- **How to complete this task**: Pick every line from the data that holds the word "type".

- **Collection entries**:
-- Opening Marker --

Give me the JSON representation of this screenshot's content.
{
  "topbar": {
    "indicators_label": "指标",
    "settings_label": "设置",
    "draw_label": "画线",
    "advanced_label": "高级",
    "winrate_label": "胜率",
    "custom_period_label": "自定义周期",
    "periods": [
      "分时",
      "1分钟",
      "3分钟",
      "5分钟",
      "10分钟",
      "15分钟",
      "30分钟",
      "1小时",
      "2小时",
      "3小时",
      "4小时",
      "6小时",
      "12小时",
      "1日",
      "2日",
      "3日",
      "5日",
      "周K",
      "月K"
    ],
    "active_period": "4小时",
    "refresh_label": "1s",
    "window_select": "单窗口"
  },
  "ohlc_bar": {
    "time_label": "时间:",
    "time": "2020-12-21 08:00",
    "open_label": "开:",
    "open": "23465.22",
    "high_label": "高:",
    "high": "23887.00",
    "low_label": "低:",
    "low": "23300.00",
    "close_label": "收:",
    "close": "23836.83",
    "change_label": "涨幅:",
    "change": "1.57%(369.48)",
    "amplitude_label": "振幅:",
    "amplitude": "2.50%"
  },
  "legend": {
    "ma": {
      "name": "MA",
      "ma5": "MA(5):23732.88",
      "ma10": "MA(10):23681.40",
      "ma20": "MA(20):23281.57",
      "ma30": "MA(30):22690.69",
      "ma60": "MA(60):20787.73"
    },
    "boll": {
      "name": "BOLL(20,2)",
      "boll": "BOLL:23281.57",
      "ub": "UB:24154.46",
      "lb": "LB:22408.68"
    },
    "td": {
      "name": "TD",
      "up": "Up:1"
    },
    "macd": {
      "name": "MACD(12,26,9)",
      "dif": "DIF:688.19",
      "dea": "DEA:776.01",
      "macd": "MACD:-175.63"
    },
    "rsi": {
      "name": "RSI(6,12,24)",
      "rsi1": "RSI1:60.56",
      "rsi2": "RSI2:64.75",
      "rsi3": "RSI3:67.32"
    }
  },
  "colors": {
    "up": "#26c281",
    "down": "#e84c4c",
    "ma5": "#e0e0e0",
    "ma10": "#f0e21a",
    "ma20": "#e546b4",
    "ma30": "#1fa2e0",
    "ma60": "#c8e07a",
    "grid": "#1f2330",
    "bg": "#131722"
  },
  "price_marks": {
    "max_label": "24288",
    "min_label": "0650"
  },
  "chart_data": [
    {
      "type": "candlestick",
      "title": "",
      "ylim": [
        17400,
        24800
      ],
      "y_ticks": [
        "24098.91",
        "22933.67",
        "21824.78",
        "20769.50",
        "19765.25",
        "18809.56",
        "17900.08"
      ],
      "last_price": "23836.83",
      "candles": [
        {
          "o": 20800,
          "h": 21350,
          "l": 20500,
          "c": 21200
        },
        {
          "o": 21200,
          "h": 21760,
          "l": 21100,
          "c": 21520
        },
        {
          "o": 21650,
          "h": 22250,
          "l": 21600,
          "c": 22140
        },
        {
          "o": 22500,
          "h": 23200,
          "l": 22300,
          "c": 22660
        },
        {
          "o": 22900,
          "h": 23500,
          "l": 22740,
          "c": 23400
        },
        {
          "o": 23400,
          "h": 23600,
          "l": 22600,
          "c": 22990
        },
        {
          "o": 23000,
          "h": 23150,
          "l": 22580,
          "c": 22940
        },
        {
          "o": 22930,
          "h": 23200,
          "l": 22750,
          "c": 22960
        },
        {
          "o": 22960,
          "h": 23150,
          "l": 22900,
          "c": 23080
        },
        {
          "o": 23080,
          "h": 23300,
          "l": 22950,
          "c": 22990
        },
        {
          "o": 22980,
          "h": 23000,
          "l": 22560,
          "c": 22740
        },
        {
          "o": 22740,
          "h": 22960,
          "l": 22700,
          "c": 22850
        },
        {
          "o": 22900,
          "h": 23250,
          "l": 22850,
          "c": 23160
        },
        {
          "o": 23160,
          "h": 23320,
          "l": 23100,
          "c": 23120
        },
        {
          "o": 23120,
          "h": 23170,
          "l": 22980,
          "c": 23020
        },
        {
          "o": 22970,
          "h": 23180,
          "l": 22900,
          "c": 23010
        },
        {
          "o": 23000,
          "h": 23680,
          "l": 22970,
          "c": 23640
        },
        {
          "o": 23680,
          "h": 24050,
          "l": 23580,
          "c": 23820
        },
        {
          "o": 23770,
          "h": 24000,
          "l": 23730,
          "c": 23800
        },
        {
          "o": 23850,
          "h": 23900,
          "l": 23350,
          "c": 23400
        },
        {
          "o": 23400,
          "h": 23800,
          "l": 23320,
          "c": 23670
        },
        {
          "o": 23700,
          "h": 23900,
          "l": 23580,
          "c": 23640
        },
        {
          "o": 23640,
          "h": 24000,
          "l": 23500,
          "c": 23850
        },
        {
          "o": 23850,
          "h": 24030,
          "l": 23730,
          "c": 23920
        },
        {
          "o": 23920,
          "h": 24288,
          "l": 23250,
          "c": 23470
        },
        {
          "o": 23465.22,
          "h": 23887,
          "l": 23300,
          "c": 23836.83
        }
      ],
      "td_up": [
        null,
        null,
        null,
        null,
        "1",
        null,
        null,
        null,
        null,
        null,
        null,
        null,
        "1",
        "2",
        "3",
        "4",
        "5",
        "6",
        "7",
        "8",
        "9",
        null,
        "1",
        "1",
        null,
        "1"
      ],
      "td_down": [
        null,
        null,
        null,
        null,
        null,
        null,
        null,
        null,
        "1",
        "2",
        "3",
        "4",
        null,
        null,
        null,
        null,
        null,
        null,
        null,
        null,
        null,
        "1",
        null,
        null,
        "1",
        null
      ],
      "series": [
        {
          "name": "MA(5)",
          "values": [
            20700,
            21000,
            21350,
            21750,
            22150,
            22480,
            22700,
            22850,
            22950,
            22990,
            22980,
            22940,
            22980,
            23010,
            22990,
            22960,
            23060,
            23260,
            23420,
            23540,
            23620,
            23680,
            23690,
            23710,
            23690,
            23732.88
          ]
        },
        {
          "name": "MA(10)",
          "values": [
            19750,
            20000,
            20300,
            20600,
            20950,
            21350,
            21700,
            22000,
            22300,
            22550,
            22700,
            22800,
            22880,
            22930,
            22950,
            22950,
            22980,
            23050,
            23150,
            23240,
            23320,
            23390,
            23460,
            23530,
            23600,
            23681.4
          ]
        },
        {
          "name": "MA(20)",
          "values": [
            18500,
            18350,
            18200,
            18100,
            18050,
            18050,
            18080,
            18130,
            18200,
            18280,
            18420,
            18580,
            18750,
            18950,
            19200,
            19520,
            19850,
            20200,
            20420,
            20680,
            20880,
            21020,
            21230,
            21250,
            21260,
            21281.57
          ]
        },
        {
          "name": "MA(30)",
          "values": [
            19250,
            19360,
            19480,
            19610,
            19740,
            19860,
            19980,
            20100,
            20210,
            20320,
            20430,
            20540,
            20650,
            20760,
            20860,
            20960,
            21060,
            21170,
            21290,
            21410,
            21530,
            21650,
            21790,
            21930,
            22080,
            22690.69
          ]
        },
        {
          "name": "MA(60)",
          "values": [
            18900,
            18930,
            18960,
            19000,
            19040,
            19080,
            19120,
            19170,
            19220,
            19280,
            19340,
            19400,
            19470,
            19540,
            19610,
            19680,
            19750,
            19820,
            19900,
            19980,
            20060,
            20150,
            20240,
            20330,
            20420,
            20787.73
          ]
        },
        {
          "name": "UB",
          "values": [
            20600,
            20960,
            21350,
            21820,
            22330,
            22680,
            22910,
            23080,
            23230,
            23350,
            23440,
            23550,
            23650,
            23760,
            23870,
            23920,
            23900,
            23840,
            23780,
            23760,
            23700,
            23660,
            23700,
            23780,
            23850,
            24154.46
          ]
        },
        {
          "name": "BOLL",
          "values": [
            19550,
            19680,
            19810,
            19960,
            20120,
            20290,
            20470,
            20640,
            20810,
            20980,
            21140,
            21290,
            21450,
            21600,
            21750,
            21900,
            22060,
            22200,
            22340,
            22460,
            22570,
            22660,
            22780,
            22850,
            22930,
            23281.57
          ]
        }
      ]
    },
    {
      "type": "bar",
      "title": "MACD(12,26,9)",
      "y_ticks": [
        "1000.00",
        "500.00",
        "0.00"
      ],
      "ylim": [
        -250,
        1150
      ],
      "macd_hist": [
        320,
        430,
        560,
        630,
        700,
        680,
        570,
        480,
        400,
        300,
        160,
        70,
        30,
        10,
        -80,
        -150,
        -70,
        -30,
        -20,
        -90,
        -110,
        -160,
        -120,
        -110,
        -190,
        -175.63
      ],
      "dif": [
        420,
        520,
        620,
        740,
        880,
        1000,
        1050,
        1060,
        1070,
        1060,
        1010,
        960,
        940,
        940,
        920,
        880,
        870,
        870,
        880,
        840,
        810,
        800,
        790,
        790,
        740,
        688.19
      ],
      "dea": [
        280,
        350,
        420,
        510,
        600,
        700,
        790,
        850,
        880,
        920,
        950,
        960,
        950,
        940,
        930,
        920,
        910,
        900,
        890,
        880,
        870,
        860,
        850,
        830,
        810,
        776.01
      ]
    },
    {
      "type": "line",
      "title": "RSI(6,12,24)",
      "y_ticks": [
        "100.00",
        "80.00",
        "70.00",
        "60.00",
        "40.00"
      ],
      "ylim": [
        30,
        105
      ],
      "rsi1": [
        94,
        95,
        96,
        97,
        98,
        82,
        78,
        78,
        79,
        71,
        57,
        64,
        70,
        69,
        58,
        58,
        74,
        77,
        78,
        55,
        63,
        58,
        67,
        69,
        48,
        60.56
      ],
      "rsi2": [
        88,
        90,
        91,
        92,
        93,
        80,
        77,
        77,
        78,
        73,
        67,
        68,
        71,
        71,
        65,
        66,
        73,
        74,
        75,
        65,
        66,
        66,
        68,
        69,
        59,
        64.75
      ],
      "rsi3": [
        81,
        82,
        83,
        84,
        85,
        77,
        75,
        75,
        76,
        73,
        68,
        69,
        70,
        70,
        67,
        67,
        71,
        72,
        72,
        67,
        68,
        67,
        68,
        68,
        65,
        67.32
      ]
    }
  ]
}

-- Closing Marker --

- **Solution to this problem**:
      "type": "candlestick",
      "type": "bar",
      "type": "line",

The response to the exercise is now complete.